In the aftermath of the September 11 terrorist attacks, Americans began questioning their place in the world and the effects that their nation's policies have on others. Although zealous patriots have decried that sort of thing as weak-minded navel gazing, questioning widely held assumptions can be a useful exercise. It gave Americans a chance to consider what it means to be an American, a question that many people gave little time to ruminate on.
Mark Hertsgaard's The Eagle's Shadow: Why America Fascinates and Infuriates the World (Farrar, Straus & Giroux, 246 pages, $23) purports to investigate what others think of America and Americans, insights that relatively few Americans possess.
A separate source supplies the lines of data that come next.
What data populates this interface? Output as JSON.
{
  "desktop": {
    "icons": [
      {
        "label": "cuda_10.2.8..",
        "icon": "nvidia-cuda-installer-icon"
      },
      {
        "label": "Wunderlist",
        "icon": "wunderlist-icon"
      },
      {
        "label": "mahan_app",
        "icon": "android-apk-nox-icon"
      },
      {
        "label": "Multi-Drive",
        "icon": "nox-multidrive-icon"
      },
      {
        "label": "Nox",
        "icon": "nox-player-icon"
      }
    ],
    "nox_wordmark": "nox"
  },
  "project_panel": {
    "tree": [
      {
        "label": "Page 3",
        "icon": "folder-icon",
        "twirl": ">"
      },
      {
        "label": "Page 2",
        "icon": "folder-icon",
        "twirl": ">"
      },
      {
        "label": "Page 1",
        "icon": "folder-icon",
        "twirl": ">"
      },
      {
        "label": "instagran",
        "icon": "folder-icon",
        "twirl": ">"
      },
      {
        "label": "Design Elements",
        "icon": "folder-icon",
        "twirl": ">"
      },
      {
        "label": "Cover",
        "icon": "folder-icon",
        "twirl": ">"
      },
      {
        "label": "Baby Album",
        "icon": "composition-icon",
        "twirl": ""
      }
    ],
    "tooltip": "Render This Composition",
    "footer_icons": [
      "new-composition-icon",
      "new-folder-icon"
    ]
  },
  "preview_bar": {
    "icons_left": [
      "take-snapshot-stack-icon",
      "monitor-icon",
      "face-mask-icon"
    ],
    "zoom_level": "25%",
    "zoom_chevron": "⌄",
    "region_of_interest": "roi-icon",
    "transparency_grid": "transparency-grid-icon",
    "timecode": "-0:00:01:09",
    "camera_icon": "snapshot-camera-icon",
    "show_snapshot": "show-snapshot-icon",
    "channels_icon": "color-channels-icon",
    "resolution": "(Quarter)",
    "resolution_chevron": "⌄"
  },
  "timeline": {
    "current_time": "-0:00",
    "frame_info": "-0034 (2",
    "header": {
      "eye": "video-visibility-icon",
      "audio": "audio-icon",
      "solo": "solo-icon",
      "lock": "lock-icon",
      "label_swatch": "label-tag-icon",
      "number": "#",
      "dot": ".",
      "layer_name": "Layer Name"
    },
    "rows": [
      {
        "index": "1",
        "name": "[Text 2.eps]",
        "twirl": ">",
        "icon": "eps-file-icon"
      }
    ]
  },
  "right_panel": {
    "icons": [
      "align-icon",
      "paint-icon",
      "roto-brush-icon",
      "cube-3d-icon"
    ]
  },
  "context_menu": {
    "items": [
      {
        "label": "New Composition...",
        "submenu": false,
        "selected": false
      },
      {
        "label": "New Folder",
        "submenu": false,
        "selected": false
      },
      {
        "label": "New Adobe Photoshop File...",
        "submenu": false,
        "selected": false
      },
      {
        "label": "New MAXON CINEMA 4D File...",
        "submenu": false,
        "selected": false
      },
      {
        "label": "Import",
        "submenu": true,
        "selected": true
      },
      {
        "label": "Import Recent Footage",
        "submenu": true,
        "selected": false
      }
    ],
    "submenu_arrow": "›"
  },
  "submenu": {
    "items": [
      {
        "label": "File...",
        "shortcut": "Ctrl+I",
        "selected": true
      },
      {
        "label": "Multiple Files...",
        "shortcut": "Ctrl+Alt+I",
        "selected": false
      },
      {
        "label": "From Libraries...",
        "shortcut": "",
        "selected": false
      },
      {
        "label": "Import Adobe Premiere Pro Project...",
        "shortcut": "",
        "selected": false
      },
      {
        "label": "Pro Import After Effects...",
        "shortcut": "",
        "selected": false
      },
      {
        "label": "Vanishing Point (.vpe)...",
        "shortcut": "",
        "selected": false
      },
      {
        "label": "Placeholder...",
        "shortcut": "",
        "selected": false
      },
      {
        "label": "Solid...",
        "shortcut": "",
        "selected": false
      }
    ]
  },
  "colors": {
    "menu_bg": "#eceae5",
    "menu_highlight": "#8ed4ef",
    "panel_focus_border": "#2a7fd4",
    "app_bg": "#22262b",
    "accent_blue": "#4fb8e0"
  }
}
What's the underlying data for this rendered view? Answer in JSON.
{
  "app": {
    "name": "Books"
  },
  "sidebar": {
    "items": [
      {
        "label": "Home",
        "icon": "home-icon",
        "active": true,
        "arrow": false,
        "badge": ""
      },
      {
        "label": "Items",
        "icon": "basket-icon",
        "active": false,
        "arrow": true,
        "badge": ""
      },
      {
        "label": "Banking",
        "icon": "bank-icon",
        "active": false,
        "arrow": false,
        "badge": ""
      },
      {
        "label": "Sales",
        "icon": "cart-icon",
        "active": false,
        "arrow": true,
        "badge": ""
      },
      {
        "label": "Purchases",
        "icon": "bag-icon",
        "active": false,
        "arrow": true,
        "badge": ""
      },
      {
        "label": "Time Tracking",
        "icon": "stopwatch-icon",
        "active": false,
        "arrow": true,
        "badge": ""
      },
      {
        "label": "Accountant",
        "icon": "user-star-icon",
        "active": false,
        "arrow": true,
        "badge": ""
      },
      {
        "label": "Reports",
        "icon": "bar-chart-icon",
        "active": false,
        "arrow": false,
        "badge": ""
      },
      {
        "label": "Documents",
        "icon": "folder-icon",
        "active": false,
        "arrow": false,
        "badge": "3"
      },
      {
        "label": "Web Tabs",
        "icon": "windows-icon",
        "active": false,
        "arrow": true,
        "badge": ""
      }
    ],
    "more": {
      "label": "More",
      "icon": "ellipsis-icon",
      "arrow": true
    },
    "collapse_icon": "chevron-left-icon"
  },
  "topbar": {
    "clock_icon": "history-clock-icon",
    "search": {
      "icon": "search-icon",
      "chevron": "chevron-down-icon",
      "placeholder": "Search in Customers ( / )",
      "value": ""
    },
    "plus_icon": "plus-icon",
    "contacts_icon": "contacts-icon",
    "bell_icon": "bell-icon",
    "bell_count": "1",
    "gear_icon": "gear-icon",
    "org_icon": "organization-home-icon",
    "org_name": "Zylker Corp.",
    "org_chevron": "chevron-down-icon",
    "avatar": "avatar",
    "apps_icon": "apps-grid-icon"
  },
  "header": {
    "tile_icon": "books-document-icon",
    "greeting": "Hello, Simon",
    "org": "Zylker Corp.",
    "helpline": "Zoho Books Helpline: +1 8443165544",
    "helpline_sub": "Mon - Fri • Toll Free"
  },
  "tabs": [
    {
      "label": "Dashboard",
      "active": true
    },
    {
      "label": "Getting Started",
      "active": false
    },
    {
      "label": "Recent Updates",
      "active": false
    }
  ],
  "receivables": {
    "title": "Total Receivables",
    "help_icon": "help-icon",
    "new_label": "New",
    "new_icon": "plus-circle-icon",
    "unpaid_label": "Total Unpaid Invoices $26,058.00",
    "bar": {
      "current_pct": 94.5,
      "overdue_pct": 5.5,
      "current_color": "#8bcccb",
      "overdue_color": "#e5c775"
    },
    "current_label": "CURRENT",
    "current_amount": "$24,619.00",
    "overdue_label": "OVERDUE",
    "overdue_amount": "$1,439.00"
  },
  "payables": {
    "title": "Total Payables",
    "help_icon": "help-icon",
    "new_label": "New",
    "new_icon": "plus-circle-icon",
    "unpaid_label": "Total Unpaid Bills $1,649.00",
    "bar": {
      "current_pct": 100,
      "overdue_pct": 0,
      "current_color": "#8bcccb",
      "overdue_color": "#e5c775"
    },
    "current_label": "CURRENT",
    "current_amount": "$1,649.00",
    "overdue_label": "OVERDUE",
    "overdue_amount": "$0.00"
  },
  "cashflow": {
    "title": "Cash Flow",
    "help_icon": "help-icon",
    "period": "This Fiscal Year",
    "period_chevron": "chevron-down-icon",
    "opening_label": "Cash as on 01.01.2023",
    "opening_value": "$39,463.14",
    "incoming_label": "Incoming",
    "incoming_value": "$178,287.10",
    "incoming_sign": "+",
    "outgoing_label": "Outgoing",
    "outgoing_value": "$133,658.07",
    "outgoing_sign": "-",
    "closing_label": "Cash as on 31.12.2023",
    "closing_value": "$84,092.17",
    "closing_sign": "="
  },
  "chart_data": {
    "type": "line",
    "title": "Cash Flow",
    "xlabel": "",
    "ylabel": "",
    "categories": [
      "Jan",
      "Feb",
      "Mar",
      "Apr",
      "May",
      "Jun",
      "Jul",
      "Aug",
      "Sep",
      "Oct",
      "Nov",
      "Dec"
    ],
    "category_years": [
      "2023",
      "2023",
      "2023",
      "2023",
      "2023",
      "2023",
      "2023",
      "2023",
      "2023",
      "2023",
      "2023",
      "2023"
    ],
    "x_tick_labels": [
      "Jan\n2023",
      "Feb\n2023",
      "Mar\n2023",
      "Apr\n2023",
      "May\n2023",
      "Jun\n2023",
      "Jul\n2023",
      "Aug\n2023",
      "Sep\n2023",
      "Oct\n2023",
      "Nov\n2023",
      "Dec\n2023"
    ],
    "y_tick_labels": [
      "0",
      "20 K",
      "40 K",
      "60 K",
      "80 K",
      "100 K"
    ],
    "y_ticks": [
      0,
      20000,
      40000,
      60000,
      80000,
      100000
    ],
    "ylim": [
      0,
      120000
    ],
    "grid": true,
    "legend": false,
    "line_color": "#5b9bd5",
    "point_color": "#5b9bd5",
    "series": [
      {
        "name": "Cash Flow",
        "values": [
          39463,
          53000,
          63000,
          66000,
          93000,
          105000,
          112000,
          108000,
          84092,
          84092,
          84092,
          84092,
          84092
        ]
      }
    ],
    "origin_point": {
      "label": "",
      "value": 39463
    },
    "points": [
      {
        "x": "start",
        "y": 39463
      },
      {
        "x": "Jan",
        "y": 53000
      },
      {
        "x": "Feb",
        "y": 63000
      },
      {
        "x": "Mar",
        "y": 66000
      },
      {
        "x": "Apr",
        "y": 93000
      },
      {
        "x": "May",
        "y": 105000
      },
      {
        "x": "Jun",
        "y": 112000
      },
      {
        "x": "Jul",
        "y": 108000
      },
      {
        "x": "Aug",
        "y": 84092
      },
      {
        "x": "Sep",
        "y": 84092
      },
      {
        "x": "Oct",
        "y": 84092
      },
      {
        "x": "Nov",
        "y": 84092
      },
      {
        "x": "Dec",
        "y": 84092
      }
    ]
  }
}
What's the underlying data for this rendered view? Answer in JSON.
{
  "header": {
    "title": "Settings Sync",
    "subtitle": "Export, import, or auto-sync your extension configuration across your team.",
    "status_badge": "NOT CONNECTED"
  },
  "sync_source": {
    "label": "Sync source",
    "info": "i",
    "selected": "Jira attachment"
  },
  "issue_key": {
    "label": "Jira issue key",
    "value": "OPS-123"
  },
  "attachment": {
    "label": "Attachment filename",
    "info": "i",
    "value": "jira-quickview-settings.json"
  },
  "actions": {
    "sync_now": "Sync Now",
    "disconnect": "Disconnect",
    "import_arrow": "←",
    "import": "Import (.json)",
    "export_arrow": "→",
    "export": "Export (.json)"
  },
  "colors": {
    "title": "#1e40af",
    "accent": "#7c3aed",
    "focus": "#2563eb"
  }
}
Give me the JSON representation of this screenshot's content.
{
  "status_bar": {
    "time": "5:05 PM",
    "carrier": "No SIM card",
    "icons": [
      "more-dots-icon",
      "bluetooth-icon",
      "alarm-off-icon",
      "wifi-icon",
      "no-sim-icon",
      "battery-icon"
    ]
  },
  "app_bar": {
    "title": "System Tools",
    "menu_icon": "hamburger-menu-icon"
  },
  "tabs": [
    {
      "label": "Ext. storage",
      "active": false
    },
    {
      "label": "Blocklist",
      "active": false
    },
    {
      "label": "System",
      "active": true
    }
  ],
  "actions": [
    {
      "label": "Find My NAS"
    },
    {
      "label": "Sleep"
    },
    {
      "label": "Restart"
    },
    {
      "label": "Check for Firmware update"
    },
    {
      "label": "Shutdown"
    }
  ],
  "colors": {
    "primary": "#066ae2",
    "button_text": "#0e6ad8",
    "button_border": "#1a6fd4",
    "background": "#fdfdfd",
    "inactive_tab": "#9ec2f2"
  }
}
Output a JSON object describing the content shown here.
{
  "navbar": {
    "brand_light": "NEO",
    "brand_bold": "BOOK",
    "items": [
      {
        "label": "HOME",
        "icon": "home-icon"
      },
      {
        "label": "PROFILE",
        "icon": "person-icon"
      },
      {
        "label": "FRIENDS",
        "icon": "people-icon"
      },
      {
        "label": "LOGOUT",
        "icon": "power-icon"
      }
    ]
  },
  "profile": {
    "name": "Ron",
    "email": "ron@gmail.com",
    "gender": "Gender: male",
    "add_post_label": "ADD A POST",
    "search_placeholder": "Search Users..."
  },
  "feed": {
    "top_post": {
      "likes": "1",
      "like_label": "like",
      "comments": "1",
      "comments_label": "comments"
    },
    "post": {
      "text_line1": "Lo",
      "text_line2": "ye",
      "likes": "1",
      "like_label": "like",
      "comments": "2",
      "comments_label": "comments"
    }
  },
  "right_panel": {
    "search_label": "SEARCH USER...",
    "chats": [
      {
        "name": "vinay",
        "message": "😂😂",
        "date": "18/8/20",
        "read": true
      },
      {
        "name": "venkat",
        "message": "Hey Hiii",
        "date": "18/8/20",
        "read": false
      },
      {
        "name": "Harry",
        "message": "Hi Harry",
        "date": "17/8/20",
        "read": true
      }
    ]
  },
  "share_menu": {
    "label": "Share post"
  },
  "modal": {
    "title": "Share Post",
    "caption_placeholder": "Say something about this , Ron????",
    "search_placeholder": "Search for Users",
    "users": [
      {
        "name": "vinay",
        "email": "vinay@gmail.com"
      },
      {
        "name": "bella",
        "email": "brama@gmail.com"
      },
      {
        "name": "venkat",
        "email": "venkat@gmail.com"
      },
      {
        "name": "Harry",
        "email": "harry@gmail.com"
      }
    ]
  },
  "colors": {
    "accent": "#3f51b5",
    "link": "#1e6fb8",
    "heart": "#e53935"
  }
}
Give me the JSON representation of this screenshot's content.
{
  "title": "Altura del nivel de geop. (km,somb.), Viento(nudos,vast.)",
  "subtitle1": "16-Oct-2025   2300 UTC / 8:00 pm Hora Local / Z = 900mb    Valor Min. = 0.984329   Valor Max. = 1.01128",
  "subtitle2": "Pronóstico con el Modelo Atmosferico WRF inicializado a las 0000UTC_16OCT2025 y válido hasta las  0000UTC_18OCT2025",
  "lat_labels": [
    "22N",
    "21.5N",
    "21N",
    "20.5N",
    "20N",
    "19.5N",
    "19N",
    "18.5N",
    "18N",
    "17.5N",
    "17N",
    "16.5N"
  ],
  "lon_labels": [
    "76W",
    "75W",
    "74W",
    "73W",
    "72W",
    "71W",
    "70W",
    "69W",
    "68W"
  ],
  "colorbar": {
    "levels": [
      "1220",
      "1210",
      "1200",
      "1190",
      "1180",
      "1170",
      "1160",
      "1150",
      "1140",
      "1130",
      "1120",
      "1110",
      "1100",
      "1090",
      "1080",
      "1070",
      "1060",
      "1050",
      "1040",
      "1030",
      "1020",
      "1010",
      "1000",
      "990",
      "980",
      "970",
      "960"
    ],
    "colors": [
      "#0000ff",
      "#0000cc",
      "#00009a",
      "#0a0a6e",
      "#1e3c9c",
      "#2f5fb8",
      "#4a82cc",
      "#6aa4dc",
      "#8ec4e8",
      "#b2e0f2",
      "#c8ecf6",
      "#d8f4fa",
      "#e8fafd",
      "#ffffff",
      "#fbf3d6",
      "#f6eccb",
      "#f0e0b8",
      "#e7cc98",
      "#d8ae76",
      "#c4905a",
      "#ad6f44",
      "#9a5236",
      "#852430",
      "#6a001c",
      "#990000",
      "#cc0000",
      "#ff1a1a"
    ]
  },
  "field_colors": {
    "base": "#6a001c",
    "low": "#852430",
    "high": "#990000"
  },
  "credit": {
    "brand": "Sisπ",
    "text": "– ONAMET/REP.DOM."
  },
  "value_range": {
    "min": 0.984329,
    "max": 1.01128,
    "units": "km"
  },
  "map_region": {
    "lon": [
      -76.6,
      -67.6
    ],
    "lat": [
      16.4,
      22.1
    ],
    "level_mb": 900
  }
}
Traveling to countries that included South Africa, Egypt and China in the months before and after September 11, Hertsgaard asked people a simple question: What do they think of when they hear the word "America"?
As Hertsgaard relates, most people -- even those who live in the most brutally war-torn and poverty stricken countries -- actually like America. In the United States they see a better life filled with material prosperity, peace and freedom. Even while they hate America's government for a foreign policy they see as heavy-handed and often only designed to further empower the United States, Americans themselves they have a generally high regard for. They don't want to kill Americans -- at least for the most part -- they want to be like Americans.
That presents a problem for Hertsgaard, whose book is less an exercise in investigation than it is for proselytizing his own beliefs. The Eagle's Shadow, it turns out, is an excuse for Hertsgaard to tell Americans how awful they are for being prosperous, and worse, for daring to be proud of it. Little about America, it seems, doesn't earn his ire. Although most Americans would consider their nation to be a positive example to the rest of the world, Hertsgaard believes America to be a small-minded, provincial, greedy and overly self-satisfied nation of compulsive shoppers who don't watch enough publicly funded television.
Each chapter of The Eagle's Shadow, whether covering culture, politics or foreign policy, simply serves as pretense for Hertsgaard's own agenda. Is America the land of plenty? Hertsgaard is bothered by the fact that you can order many different types of coffee in your local Starbucks. The land of the free? Only if you ignore the fact that George W. Bush and the Republicans, in Hertsgaard's own words, "hijacked the White House" in Election 2000. A positive example to the world? Not if you believe America callously exploits the rest of the world to feed its hunger for the latest and best while crushing local cultures under the weight of low-grade cultural exports. Even-handed in its foreign policy? America's support of Israel proves otherwise.
Although he believes that his book will be difficult reading for Americans, presumably for the uncomfortable truths it contains, it's not for the reasons he thinks. Most readers won't agree with his implication that the bombing of Baghdad during the 1991 Gulf War was an act of terrorism by the United States; nor will many appreciate his subtle disappointment that Americans have rallied behind the flag after September 11. Unlike Hertsgaard, Americans will probably figure out that the reason why much of the world hasn't been able to replicate their success is a lack of American-style liberty, the very force Hertsgaard excoriates repeatedly.
The Eagle's Shadow represents the basest form of intellectual flimflammery. While it purports to investigate the world's attitudes toward America, the book actually exists to advertise those things -- which seem run the gamut -- that Hertsgaard despises about his own nation, influenced by his political prejudices. Hertsgaard is right in that there are plenty of people who intensely dislike the United States. Unfortunately, many of them would appear to be like Hertsgaard himself. They are Americans.